“These guys are a unique group in the sense of this being the first time we haven’t had an underclassman on the roster,” Housey said. “As a result, both our senior and junior class have been playing together since third or fourth grade. They already had that built-in camaraderie and chemistry. It’s almost like a strength-in-numbers approach.”

The team bond flexes its muscles on the defensive side of the court, where every KLAA game seems to take shape.

Defense isn’t a mentality for the Wildcats — it’s the only way they know how to operate on a basketball court.

It isn’t just something that Housey prioritizes with this group. The hard-nosed approach is almost like a tradition passed from each graduating class.

This year, it’s up to seniors Boden Fernsler, Thad Lawler, Zack Knoll, Nolan Thompson, Alex Smith and Sahil Devulapalli to continue it.

“Even when Thad (Lawler) and I were getting pulled up the end of our freshman year, we were kind of taught how to do it the right way by those (senior) guys,” Fernsler said. “The general rules and principles of defense have been exactly the same now.
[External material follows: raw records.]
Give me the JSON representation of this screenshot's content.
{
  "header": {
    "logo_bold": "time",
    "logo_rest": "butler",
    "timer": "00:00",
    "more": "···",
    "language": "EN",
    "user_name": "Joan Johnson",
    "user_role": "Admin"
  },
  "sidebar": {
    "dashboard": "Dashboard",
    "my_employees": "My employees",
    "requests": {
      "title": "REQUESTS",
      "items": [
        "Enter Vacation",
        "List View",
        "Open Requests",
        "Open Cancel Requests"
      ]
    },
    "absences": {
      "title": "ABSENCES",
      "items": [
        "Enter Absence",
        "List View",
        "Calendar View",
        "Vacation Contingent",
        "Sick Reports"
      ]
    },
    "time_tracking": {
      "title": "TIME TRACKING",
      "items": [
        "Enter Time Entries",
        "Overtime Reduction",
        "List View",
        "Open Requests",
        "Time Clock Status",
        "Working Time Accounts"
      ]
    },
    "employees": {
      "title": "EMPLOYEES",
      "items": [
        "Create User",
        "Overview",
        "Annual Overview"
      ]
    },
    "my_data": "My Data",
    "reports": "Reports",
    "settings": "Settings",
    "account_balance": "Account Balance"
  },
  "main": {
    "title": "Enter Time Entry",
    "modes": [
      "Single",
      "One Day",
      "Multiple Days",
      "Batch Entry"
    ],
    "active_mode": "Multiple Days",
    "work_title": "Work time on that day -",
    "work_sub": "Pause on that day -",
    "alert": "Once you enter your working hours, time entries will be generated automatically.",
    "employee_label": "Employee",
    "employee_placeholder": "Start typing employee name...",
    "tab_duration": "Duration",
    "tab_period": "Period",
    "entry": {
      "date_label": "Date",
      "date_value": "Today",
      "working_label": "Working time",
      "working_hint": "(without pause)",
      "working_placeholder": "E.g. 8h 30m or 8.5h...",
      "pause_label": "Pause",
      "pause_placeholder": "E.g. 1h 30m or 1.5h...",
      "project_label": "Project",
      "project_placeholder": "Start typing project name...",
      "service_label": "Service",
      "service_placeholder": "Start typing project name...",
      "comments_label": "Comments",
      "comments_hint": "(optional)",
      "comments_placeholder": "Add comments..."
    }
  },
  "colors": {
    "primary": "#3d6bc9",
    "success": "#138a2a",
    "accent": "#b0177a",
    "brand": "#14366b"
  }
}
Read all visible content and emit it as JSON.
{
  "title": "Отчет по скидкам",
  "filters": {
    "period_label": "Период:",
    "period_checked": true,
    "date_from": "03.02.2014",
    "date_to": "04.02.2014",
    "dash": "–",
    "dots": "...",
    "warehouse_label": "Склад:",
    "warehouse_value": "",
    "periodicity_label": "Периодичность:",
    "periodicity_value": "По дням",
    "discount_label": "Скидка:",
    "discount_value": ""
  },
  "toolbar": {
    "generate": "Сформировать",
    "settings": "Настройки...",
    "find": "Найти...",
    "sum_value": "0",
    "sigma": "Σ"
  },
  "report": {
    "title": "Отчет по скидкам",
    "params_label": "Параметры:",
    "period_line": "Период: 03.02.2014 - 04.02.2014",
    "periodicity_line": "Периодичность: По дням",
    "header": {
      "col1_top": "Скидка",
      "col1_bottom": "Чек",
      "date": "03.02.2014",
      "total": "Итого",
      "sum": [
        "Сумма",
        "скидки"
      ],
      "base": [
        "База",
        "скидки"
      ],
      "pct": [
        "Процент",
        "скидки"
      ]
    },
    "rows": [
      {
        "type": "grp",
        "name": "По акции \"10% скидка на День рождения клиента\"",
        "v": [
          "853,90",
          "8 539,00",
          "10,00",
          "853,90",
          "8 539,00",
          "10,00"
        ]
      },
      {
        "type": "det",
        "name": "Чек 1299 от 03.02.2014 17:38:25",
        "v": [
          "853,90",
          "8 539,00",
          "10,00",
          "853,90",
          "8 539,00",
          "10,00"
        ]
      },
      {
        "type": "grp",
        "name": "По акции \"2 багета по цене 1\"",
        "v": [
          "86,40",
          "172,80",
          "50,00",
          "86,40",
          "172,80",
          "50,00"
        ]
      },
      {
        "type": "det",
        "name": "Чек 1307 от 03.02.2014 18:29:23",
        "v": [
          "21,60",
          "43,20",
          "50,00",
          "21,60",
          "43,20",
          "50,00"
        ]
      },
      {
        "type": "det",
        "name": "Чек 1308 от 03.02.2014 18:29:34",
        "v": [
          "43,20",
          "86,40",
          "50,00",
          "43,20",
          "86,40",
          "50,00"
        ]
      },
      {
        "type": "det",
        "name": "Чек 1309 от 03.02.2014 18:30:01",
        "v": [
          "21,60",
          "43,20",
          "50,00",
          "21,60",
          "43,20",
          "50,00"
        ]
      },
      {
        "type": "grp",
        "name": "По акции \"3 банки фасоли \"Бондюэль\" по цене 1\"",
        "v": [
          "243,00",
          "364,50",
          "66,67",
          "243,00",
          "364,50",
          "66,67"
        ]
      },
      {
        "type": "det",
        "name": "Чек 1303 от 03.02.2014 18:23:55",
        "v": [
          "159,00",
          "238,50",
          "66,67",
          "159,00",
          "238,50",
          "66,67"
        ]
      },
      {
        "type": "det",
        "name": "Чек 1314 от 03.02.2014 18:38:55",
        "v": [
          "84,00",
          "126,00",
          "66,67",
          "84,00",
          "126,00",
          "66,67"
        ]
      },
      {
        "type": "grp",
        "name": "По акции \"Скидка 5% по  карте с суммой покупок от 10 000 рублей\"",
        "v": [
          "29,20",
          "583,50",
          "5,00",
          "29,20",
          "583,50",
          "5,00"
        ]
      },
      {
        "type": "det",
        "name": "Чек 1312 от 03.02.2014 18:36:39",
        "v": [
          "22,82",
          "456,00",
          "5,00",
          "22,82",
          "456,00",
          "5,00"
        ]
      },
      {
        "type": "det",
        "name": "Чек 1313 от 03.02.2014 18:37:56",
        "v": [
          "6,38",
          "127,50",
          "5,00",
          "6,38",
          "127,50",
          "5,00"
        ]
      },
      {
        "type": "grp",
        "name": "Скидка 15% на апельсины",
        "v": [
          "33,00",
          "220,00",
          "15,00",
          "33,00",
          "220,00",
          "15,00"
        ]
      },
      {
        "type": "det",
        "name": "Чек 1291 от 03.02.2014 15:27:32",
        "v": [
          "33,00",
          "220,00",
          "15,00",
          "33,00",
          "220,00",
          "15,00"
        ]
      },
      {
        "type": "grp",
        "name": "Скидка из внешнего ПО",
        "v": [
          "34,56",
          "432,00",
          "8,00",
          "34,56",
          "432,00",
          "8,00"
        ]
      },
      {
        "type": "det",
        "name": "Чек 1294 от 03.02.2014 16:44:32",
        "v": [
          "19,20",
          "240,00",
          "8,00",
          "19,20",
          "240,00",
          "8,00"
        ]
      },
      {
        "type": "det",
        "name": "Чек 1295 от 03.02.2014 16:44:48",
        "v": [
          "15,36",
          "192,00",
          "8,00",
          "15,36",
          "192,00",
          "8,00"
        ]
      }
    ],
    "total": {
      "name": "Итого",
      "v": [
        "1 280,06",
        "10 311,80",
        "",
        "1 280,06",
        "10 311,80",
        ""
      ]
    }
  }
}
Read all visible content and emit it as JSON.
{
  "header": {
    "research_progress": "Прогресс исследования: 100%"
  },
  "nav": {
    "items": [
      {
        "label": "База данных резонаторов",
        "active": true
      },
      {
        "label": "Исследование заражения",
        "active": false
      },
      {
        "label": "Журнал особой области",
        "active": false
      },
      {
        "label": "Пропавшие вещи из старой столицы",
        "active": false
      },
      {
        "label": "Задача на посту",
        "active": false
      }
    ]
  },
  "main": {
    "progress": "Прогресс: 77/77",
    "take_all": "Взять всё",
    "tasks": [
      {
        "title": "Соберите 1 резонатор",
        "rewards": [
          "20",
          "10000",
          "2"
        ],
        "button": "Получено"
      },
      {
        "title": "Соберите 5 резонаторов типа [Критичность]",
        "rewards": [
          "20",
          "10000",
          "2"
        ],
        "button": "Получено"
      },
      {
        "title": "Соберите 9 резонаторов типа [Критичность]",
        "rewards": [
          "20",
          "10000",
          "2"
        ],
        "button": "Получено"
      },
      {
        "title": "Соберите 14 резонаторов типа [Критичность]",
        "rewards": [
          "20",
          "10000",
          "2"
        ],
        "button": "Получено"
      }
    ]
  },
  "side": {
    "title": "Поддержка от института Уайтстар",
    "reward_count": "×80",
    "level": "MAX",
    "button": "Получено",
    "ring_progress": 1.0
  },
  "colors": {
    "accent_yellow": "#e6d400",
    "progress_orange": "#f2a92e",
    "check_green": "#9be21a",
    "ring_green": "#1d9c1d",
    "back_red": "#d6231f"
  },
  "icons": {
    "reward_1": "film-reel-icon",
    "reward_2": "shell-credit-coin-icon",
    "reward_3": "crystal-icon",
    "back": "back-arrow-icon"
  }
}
Like coach (Housey) says: even when you’re playing pickup (games), you just do it that way because it’s ingrained in your mind that that’s just how you play defense. I think that’s what we’ve always stressed for Novi basketball. We can’t play it any other way.”

From the starting five to the role players, everyone buys into what Novi basketball is all about.

Lawler does all the little things a coach would want a center to do, setting screens, controlling the paint and grabbing boards. Thompson is the Wildcats’ defensive spark plug off the bench alongside junior Michael Schave, who’s become an elite-level defender night in and night out.

Lawler said the team’s ability to rely on each other has been the difference-maker this season.

“Teamwork has probably been our best trait,” Lawler said. “We have a lot of unselfish guys, and sometimes that can hurt us, but a lot of times it helps us on offense and defense to help push the ball in transition.”

Offensively, it’s a junior-led group headlined by guard Aaron Lauer, guard Brendan Lynch and forward Chase LeFevre, who are all averaging more than seven points per game this season. Fernsler and Knoll have also been consistent contributors in scoring for Novi.

Lauer, who currently leads the team in scoring, forced his way onto the varsity scene last year after impressing Housey on the junior varsity team.

The junior class made waves in a local youth league in eighth grade, catching the eye of Housey, who made it a priority to keep them together for varsity.

Fernsler said it was a smooth transition meshing the playing styles of the junior and senior classes.

“My brother is a junior, and he used to play basketball with a lot of these guys when they were a lot younger,” Fernsler said. “They’re just really good at sharing the ball and being crisp on offense. Them coming in here is seamless, because they’re used to playing in different situations where they’ve lost guys to injury or to not playing basketball anymore. They’re very capable of fitting right in with us, who have been here for a while, and vice versa. I think we’re capable of fitting in with them because we’ve played some different styles with different kinds of players in the past.”

With five games left and trailing Canton by four for first in the KLAA West, the Wildcats will need a miracle to catapult themselves to the top spot in the league.

Regardless, Novi basketball is seeing its strongest season in the past few years, and from being battle-tested to holding a strong chemistry as lifelong friends, there’s no telling the run the Wildcats can make in the state tournament.

“I feel like there is some urgency because our sophomore year was a rough year,” Fernsler said. “Last year got a little bit better, but I always felt like our senior year was going to be the most fun basketball season I had here at Novi as a varsity player. So far it has been, but I think we could be a lot better and we could compete for something.”